Entries from a dataset of interfaces:

______

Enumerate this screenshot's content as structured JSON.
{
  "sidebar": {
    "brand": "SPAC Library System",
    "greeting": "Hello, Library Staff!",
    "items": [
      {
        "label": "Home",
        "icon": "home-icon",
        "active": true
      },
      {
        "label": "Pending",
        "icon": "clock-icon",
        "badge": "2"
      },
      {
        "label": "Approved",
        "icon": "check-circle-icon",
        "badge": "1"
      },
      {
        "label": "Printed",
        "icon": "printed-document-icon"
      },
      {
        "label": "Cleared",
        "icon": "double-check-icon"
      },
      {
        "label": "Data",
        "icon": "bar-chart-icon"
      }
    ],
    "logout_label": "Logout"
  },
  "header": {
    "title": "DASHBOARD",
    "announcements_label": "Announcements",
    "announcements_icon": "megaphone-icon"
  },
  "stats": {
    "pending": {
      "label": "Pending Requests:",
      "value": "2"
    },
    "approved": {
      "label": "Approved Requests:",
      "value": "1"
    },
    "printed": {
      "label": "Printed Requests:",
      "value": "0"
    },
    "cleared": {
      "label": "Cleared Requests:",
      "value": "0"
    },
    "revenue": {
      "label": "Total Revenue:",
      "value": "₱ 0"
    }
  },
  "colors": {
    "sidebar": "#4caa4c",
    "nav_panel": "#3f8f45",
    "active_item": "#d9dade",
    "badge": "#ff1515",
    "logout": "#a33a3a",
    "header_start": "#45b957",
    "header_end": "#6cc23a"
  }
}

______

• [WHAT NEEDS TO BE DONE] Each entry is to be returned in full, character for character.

• [REPLY TO THE EXERCISE]
Enumerate this screenshot's content as structured JSON.
{
  "sidebar": {
    "brand": "SPAC Library System",
    "greeting": "Hello, Library Staff!",
    "items": [
      {
        "label": "Home",
        "icon": "home-icon",
        "active": true
      },
      {
        "label": "Pending",
        "icon": "clock-icon",
        "badge": "2"
      },
      {
        "label": "Approved",
        "icon": "check-circle-icon",
        "badge": "1"
      },
      {
        "label": "Printed",
        "icon": "printed-document-icon"
      },
      {
        "label": "Cleared",
        "icon": "double-check-icon"
      },
      {
        "label": "Data",
        "icon": "bar-chart-icon"
      }
    ],
    "logout_label": "Logout"
  },
  "header": {
    "title": "DASHBOARD",
    "announcements_label": "Announcements",
    "announcements_icon": "megaphone-icon"
  },
  "stats": {
    "pending": {
      "label": "Pending Requests:",
      "value": "2"
    },
    "approved": {
      "label": "Approved Requests:",
      "value": "1"
    },
    "printed": {
      "label": "Printed Requests:",
      "value": "0"
    },
    "cleared": {
      "label": "Cleared Requests:",
      "value": "0"
    },
    "revenue": {
      "label": "Total Revenue:",
      "value": "₱ 0"
    }
  },
  "colors": {
    "sidebar": "#4caa4c",
    "nav_panel": "#3f8f45",
    "active_item": "#d9dade",
    "badge": "#ff1515",
    "logout": "#a33a3a",
    "header_start": "#45b957",
    "header_end": "#6cc23a"
  }
}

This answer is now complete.